- If your company name, logo and tagline are all working together as they should, they can create a more memorable impression
- The best taglines separate you from your competition, express your personality and add to your branding and marketing campaign. A tagline should tell not only what your company does; it should also make it clear how you are unique compared to your competition.
- A great tagline includes your unique selling or value proposition (why people should buy from you instead of your competition given that you're selling the same thing); it's also the perfect ending to your 30-second elevator pitch when you're networking
- If you've had the same tagline for years and your company has changed (markets, services, products, focus), your tag line could be outdated. Find out by asking people what they think of it.
Websites and tag lines
- Your website should have a good tag line; it helps people understand the rest of your site via a brief, meaningful phrase (small group of words that are not necessarily a sentence)
- Make sure your logo and tagline are on every one of your site's pages to: 1) Reinforce your brand, 2) Assure visitors they're still on your site (remember phishing?), 3) Prevent printed off web pages from getting misplaced
- Tag lines are words, few in number, that create pictures, images, and memorable benefits in people's minds. Consider this when discussing or designing your home page. People spend as little 10 seconds on a website; what message can you convey quickly to them?
- A graphic designer or designer should be part of the tag line creation process as t he logo works together with the tagline and website design
- 'Cool,' industry buzz words or obscure versions of this words
- Being too general. You want most people to understand it, not a few.
- Settling for a bad tag line, just to have one, as it can turn off the very people you're trying to attract

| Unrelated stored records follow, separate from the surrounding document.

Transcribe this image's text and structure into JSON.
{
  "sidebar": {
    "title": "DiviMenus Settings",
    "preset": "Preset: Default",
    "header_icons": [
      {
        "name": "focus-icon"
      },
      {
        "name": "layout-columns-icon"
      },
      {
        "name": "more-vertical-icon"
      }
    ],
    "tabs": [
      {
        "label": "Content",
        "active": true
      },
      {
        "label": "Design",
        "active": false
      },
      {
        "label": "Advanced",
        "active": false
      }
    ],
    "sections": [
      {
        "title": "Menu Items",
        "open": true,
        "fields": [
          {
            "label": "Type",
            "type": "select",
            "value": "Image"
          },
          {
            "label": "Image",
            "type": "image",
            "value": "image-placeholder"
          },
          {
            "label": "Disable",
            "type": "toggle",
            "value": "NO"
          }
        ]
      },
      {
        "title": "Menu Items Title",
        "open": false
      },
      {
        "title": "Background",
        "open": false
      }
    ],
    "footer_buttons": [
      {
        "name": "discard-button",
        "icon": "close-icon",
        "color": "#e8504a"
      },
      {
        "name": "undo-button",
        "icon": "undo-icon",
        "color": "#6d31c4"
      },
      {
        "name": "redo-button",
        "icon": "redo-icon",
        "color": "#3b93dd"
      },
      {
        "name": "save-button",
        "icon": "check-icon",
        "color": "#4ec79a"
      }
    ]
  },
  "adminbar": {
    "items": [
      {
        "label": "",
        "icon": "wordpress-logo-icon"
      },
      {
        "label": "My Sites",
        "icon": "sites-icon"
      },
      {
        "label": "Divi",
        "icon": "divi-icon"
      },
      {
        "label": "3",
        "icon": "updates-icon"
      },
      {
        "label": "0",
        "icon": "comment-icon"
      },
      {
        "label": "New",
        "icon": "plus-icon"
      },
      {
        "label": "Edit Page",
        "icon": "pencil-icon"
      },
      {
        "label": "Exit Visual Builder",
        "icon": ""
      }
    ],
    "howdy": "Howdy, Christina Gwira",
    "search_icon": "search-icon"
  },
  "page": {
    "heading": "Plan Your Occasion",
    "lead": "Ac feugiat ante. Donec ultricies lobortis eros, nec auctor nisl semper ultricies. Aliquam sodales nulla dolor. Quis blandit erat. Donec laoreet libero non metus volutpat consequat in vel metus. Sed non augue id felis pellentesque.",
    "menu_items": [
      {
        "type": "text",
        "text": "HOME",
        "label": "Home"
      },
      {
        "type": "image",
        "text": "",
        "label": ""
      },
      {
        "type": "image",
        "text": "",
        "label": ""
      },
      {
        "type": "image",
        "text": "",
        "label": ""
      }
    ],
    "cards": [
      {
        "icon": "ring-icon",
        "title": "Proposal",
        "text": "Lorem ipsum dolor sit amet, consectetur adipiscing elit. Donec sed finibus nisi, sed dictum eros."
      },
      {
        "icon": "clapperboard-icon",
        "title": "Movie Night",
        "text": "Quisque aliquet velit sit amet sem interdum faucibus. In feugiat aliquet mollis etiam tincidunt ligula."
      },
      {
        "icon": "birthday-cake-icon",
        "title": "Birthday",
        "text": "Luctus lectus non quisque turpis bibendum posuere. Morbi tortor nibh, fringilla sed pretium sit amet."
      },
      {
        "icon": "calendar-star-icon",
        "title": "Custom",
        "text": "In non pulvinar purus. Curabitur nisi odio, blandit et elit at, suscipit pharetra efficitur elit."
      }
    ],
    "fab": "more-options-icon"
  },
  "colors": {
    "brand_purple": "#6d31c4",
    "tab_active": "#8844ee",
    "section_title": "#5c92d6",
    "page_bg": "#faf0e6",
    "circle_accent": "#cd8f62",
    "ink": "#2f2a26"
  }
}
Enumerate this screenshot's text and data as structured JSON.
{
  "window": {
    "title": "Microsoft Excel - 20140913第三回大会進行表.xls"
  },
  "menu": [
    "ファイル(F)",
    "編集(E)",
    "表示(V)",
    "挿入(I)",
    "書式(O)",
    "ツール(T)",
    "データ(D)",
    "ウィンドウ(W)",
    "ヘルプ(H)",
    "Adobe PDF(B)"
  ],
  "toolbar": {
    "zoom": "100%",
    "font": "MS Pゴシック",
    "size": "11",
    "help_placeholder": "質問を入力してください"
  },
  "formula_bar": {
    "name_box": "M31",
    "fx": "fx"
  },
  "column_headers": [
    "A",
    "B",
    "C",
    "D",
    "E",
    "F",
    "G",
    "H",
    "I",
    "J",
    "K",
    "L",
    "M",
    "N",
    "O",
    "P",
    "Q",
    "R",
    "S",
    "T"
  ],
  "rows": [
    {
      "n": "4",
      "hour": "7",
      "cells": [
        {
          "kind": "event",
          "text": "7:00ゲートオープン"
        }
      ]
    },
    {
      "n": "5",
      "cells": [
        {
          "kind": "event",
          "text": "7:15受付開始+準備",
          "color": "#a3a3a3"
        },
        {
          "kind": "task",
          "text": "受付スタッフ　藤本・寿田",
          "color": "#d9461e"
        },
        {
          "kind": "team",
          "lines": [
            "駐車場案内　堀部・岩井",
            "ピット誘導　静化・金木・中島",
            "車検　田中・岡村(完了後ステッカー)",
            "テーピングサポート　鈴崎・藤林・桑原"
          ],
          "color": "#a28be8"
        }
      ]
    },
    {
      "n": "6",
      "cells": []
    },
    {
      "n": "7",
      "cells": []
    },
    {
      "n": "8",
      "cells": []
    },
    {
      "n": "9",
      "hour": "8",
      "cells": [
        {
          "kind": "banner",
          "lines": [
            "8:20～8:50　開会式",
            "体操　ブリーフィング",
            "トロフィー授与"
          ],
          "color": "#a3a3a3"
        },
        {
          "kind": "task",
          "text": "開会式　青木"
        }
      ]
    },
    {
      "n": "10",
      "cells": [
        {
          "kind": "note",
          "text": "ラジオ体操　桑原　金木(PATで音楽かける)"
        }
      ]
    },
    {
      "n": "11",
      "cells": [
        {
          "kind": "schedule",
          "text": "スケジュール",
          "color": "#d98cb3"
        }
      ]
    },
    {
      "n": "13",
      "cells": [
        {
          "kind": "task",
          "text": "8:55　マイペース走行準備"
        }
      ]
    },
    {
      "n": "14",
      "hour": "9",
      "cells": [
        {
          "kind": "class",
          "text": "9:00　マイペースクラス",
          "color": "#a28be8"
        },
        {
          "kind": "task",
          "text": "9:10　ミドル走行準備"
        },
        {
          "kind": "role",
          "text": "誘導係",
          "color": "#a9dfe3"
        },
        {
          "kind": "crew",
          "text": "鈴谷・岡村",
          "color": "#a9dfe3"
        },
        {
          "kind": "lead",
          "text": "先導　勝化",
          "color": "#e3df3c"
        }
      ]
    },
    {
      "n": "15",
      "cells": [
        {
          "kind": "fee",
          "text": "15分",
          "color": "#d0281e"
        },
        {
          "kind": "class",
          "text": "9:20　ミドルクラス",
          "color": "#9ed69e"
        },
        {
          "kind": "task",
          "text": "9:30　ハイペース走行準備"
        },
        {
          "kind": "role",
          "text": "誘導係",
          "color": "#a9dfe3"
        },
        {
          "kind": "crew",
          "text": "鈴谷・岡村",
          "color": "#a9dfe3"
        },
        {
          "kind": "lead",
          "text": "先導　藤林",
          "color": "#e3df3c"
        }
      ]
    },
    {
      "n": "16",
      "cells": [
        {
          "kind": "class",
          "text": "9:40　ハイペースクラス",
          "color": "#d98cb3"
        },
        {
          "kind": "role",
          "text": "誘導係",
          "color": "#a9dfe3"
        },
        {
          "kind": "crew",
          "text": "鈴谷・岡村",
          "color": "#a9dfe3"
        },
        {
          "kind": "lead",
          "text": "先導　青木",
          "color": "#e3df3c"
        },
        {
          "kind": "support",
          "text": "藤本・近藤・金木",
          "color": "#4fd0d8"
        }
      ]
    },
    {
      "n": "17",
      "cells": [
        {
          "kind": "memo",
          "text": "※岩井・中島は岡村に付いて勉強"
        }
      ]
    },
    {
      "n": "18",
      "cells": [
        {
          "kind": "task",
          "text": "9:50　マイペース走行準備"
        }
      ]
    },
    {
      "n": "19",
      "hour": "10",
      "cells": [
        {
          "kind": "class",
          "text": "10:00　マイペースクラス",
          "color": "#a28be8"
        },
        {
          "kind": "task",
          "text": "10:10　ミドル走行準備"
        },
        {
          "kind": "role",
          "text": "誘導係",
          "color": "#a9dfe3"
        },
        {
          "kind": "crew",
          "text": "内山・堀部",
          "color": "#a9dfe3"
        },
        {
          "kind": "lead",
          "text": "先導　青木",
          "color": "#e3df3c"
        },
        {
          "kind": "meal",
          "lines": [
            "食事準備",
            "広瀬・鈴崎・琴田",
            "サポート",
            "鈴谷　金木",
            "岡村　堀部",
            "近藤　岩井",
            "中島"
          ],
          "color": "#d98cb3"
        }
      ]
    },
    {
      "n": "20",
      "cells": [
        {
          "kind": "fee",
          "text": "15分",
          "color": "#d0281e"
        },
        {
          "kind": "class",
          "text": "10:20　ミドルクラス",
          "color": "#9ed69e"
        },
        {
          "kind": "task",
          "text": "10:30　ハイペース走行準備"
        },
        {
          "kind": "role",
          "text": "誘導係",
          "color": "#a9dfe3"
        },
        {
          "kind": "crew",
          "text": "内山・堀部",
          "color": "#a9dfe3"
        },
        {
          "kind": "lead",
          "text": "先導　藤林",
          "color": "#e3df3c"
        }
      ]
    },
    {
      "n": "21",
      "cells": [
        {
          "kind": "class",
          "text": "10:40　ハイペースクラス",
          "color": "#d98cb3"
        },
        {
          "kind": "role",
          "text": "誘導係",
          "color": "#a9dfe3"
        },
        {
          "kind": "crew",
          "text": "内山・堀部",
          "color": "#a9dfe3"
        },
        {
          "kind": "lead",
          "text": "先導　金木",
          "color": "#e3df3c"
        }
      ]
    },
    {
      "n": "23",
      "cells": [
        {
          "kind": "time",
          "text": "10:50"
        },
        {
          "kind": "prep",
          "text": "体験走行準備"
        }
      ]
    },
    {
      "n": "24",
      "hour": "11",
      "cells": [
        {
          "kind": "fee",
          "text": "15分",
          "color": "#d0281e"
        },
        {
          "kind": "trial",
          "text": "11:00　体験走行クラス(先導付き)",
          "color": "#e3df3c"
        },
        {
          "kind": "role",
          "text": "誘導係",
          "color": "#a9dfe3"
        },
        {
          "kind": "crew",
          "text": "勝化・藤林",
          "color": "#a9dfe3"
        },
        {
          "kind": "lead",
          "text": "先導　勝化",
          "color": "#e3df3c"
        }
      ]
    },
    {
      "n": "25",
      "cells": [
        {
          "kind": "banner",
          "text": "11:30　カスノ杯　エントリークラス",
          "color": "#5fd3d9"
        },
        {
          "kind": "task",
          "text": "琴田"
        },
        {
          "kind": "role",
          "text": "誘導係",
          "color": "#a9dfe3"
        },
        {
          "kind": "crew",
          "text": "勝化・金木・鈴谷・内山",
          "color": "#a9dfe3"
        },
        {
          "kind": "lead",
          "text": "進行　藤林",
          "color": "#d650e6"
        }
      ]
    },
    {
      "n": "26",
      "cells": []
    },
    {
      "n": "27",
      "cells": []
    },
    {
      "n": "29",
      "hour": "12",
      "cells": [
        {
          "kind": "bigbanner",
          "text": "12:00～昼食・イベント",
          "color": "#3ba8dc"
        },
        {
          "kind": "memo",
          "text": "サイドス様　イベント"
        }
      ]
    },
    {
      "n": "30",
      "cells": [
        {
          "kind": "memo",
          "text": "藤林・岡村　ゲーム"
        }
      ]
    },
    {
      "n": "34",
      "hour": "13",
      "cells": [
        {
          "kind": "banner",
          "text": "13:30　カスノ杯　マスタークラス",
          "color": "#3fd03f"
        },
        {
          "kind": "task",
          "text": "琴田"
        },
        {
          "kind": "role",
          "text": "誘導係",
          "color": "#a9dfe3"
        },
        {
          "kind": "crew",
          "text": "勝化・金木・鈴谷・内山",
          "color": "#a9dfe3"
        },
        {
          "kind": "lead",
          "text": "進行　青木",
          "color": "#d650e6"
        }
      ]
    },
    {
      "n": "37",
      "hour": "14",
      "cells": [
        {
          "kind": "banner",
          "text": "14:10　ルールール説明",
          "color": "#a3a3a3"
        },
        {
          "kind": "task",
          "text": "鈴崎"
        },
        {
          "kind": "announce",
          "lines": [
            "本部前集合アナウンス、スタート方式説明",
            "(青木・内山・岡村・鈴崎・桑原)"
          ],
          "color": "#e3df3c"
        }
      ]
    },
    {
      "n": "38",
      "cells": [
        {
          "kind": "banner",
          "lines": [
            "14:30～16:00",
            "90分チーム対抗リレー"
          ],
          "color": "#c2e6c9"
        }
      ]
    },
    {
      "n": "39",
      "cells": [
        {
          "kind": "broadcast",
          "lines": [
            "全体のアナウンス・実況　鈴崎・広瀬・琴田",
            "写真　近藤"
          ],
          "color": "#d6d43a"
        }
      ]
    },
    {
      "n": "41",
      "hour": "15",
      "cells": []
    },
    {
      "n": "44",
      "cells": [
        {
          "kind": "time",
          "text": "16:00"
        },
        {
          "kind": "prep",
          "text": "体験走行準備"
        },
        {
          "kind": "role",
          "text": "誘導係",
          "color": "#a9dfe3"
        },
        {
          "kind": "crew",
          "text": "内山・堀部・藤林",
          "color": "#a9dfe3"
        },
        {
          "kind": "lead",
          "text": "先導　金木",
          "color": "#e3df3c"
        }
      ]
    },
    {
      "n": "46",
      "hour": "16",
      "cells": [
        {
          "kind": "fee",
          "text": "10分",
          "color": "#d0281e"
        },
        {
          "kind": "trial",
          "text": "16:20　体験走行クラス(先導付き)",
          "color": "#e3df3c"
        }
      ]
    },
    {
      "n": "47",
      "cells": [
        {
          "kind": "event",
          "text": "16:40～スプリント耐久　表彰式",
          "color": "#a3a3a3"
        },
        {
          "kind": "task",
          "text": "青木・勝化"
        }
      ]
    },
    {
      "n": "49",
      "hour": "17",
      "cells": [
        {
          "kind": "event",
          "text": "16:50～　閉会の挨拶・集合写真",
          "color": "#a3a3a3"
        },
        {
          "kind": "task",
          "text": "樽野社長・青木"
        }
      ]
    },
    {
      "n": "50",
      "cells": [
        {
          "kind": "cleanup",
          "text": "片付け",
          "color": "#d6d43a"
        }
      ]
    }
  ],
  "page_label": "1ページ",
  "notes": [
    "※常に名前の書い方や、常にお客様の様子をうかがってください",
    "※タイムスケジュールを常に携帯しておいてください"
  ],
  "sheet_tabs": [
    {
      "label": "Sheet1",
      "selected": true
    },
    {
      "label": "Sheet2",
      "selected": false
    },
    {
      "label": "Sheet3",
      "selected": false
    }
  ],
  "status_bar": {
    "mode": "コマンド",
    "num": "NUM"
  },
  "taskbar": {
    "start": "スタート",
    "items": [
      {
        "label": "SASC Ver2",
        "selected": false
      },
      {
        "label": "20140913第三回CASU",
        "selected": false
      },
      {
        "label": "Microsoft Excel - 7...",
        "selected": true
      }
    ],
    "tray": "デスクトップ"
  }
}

- Placing any type of punctuation, especially an exclamation(!) mark, at its end. Instead of drawing more attention to the words, it makes you seem arrogant and self-centred.